The Federal Reserve is working to develop a scenario analysis through which banks can model the potential risks associated with climate change and assess their ability to manage those risks, Federal Reserve Governor Lael Brainard said at an industry event today.
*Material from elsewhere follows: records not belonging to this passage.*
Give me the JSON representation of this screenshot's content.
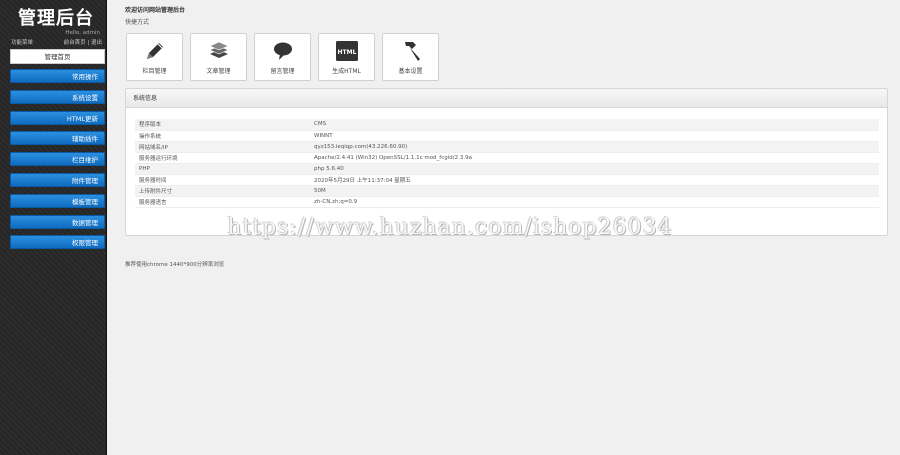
{
  "sidebar": {
    "brand": "管理后台",
    "hello": "Hello, admin",
    "func_label": "功能菜单",
    "link_home": "前台首页",
    "link_sep": "|",
    "link_logout": "退出",
    "home_item": "管理首页",
    "items": [
      {
        "label": "常用操作"
      },
      {
        "label": "系统设置"
      },
      {
        "label": "HTML更新"
      },
      {
        "label": "辅助插件"
      },
      {
        "label": "栏目维护"
      },
      {
        "label": "附件管理"
      },
      {
        "label": "模板管理"
      },
      {
        "label": "数据管理"
      },
      {
        "label": "权限管理"
      }
    ]
  },
  "main": {
    "welcome": "欢迎访问网站管理后台",
    "quick_title": "快捷方式",
    "tiles": [
      {
        "label": "栏目管理",
        "icon": "pencil-icon"
      },
      {
        "label": "文章管理",
        "icon": "document-stack-icon"
      },
      {
        "label": "留言管理",
        "icon": "speech-bubble-icon"
      },
      {
        "label": "生成HTML",
        "icon": "html-icon",
        "icon_text": "HTML"
      },
      {
        "label": "基本设置",
        "icon": "hammer-icon"
      }
    ],
    "sysinfo": {
      "title": "系统信息",
      "rows": [
        {
          "key": "程序版本",
          "value": "CMS"
        },
        {
          "key": "操作系统",
          "value": "WINNT"
        },
        {
          "key": "网站域名/IP",
          "value": "qyz153.ieqiqp.com(43.226.60.90)"
        },
        {
          "key": "服务器运行环境",
          "value": "Apache/2.4.41 (Win32) OpenSSL/1.1.1c mod_fcgid/2.3.9a"
        },
        {
          "key": "PHP",
          "value": "php 5.6.40"
        },
        {
          "key": "服务器时间",
          "value": "2020年5月29日 上午11:37:04 星期五"
        },
        {
          "key": "上传附件尺寸",
          "value": "50M"
        },
        {
          "key": "服务器语言",
          "value": "zh-CN,zh;q=0.9"
        }
      ]
    },
    "footer": "推荐使用chrome 1440*900分辨率浏览"
  },
  "watermark": "https://www.huzhan.com/ishop26034"
}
Acknowledging the challenges of conducting such an analysis and noting “we should be humble about what the first generation of climate scenario analysis is likely to deliver,” Brainard nevertheless underscored the importance of taking this “rudimentary” first step.
“The future financial and economic consequences of climate change will depend on the severity of the physical effects and the nature and speed of the transition to a sustainable economy,” she said. “So it is important to model the transition risks arising from changes in policies, technology, and consumer and investor behavior and the physical risks of damages caused by an increase in the frequency and severity of climate-related events as well as chronic changes, such as rising temperatures and sea levels.”
Brainard added that she “anticipate[s]it will be helpful to provide supervisory guidance for large banking institutions in their efforts to appropriately measure, monitor, and manage material climate-related risks, following the lead of a number of other countries.”
In related news, the Treasury Department today released its Climate Action Plan, which, among other things, directs Treasury bureaus to integrate climate change adaptation planning and actions into their programs, policies and operations. Read Brainard’s remarks. View Treasury’s Climate Action Plan.